I turned 38 in February. Unfortunately, whatever black magic 37 possessed did not disappear instantaneously.

It was in that mindset, in April of this year of change, that I found out I’m BRCA positive–I have “the cancer gene,” the BRCA mutation, whatever of the various names for this relatively new diagnosis. I therefore have a much greater chance than the general population of having certain types of cancer, namely breast and ovarian. But also pancreatic, skin, and possibly lung and cervical. And who knows what else; it seems so new and good studies are long and slow, that nothing feels solid. Then again, I’ve been in a bit of denial and I’ve pushed it all off, which is unlike me. But I was diagnosed two weeks before my first book was published and I was determined to keep it at bay until after I could celebrate for awhile.

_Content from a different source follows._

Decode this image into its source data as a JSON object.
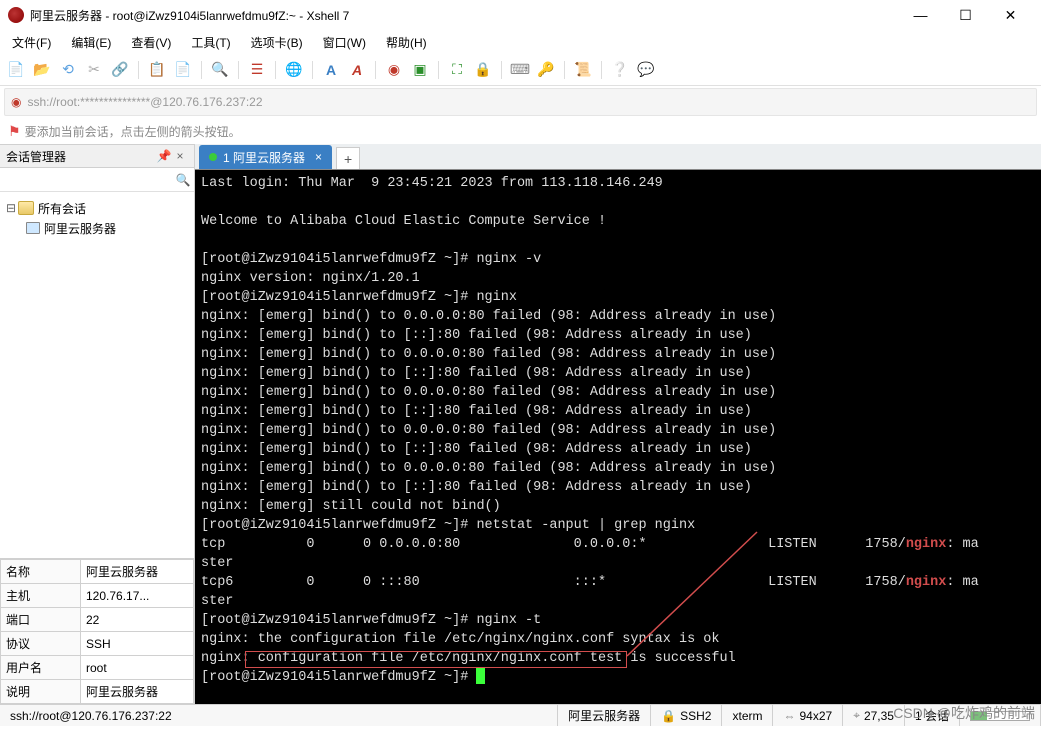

Well, my book tour is over so now’s the time, I suppose. (Though let’s be honest, there’s no way I’m putting my book too far in the background when it’s less than two months old; it still needs some motherly love.) My sister, also positive (which is actually misleading because in our cases, we don’t even have the gene; it’s missing from our DNA), dove in and learned all she could about the gene and our options. I had a “meeting” with her the other night to get up to speed. I felt slightly numb the entire time we talked, as I have pretty much since I found out.

Once in the car, though, a simple sight broke me: I drove past a father and daughter playing softball in a field. The father pitched to the daughter and she swung the bat  just as I passed and I could have sworn it was me and my father twenty-five years ago. And then time and motion and adulthood and childhood and joy and melancholy converged, and I cried all the way home.

There have been light moments—my sister and I laughed today as we talked about getting double mastectomies together and found ourselves saying things like, “December, maybe? I don’t know, when’s good for you?”

My mother and aunt are also BRCA-positive. Meanwhile, less than 1% of the population are BRCA-positive, according to ABC News. I’ve also heard it’s 2%. Regardless, we really represent in my family. We come to the table. Once your parent is BRCA-positive, you have a 50/50 chance of being positive yourself. So the women in my family flipped a coin four times in a row, and four times in a row we got BRCA-positive. I wish money was involved.

I hope to write about our experiences here; after all, it fits right in with the theme of this blog. But over the next few months, I might not be around a lot, and this is my explanation–to the readers and writers whom I usually visit and comment and correspond with. In this year of changes, there are a few more to come.

DNA